Data about app and page elements

- Opening Delimiter -

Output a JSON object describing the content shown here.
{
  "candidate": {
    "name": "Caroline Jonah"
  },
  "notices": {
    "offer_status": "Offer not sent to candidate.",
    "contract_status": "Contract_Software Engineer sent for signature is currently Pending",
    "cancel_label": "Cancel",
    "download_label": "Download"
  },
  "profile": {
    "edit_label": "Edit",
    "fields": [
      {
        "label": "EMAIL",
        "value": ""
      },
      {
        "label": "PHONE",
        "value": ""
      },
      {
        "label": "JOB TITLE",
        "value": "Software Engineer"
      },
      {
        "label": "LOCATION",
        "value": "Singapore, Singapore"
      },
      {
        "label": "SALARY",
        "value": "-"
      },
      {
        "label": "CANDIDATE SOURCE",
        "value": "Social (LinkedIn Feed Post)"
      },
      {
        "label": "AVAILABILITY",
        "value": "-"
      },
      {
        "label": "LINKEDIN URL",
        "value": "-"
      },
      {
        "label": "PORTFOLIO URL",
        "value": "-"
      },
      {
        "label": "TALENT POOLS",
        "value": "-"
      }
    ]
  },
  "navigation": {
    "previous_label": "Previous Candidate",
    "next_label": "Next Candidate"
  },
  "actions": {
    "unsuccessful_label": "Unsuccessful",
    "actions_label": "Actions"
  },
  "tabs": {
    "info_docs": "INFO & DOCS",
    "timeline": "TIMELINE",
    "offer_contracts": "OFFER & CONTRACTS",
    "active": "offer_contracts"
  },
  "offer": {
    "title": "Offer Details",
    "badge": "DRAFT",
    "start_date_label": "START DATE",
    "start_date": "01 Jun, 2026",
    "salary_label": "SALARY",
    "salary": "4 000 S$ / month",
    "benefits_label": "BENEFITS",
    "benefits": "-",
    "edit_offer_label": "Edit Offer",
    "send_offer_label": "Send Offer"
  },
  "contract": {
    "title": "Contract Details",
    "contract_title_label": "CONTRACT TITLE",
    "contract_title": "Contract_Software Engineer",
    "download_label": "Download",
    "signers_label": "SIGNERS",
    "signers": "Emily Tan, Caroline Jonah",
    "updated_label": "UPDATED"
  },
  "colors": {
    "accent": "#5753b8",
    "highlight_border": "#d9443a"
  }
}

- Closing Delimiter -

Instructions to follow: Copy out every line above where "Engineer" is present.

Answer space:
    "contract_status": "Contract_Software Engineer sent for signature is currently Pending",
        "value": "Software Engineer"
    "contract_title": "Contract_Software Engineer",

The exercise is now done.